**Directions for this task**
Every line of the data below that holds the string "JSON" needs to be reported.

**Task data**
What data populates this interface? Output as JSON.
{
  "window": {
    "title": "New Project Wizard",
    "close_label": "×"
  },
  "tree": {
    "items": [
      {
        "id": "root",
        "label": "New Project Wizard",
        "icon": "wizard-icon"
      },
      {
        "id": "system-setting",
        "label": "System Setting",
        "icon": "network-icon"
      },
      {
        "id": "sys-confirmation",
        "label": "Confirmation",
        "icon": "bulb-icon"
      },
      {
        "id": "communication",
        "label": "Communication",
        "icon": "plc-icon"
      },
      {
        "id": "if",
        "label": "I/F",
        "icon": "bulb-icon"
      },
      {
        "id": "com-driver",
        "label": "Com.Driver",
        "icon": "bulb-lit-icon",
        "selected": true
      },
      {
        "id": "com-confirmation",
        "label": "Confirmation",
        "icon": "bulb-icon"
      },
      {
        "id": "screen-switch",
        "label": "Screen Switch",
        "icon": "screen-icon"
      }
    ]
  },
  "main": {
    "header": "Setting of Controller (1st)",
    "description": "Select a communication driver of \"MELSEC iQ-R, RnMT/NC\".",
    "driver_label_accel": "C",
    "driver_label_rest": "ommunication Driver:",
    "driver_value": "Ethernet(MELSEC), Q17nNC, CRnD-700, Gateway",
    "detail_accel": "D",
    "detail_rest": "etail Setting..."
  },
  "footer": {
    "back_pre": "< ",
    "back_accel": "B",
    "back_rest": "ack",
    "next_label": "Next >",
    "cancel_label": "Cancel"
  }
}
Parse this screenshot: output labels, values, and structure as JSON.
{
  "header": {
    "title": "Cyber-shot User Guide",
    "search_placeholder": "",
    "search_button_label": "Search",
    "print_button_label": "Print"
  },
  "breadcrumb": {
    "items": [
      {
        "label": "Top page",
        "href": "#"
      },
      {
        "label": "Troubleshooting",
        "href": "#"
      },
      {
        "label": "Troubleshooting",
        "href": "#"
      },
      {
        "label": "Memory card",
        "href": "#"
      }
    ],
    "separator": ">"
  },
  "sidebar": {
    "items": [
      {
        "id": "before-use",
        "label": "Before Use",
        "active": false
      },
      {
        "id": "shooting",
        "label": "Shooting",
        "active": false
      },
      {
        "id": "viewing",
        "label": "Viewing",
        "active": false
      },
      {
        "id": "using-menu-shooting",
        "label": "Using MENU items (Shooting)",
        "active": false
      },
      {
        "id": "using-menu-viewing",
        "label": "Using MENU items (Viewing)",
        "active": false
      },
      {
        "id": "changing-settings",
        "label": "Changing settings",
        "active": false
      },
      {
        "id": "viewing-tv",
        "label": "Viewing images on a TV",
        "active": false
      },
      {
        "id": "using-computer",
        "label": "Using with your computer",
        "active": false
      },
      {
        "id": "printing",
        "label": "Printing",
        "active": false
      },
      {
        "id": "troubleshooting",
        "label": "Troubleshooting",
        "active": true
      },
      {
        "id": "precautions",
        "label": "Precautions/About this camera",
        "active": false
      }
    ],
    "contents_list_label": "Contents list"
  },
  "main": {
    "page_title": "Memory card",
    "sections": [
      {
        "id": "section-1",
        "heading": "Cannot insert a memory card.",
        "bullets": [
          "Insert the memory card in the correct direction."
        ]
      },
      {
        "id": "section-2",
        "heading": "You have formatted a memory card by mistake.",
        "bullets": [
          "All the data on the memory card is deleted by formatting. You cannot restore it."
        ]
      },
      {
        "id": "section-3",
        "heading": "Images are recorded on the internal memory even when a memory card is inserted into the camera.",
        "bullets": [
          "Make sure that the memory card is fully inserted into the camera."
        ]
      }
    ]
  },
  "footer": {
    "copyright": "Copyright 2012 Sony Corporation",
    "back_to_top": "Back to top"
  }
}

**Answer section**
What data populates this interface? Output as JSON.
Parse this screenshot: output labels, values, and structure as JSON.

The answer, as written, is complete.